GRACE NOTES: In a combined celebration of their anniversaries--Leo’s Little Bit o’ Country’s seventh, KSON radio’s 28th and Spoons Restaurant’s seventh--Leo’s is hosting a gala Thursday from 5 p.m. to closing. Both the KSON Flatbed Band and Char Carroll and the Durango Band will perform, and there will be free food, drink specials and door prizes (no cover charge). Leo’s is at 680 W. San Marcos Blvd., San Marcos. Meanwhile, on Sept. 1 at Leo’s, T.G. Sheppard will perform two shows. . . .

Guitar whiz Blues Saraceno, last seen in these parts in December, 1989, when he performed with Ginger Baker and Jack Bruce at the Bacchanal--at the age of 18--will be conducting a clinic at Guitar Trader, 7210 Clairemont Mesa Blvd., Friday at 7:30 p.m. Admission is $2. . . .

The Rebel Alliance Songwriting Consortium--featuring Country Dick Montana, Mojo Nixon, Paul Kamanski and Joey Harris--was scheduled to play at Solos the next two Thursdays. However, the cancellation of the Grandmothers’ Aug. 29 show at the Belly Up Tavern left a vacancy that the Rebel quartet will fill by switching venues on that Thursday night. Filling in for the Rebels that night at Solos is a program called “An Evening With Randy Fontaine.” (He’s a North County piano player.) . . .


Foghat and Pat Travers share a Sept. 1 bill at J.J.’s Hot Rocks. The Imperial Beach venue hosts Quiet Riot on Sept. 17. . . .

The British band Chapterhouse checks into SDSU’s Backdoor for a Sept. 8 show. . . .


Unlike a lot of bands that adhere to a single style (either consciously or due to a lack of imagination), San Diego’s Dark Globe seems to follow its collective muse wherever it goes. On the group’s handful of independent releases, one hears founder-guitarist-vocalist John Gire’s socially critical, image-choked and frequently hilarious lyrics shoehorned into everything from squall-metal to gothic-folk, from riff-rock to funky piano-pop.

Dark Globe’s current effort, “Two-Headed Happiness,” seems weighted toward the asylum-folk of Pink Floyd’s acid-saturated founder, Syd Barrett. However, “Eightball,” a pretty funny sendup of both speed-metal and its chemical equivalent, bangs harder than most spoofs. Elsewhere, the trio of Gire, bassist Mike Jones and drummer Conway Bowman rock and slam with a conspiratorial clamor.

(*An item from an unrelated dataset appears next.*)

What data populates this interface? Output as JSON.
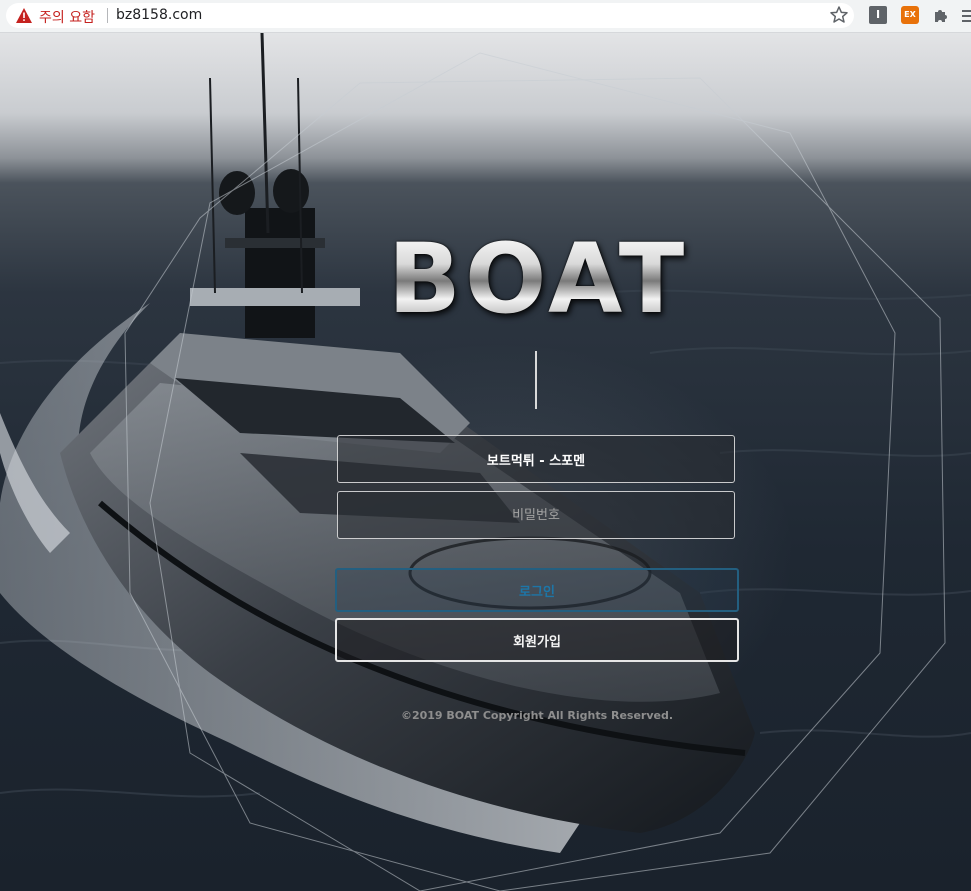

Now a quartet with the addition of Mocha Joe Camacho, Dark Globe will put the trenchancy of Gire’s lyrics to the test when it plays an all acoustic set as the opening act for the Knitters at the Belly Up Tavern on Thursday.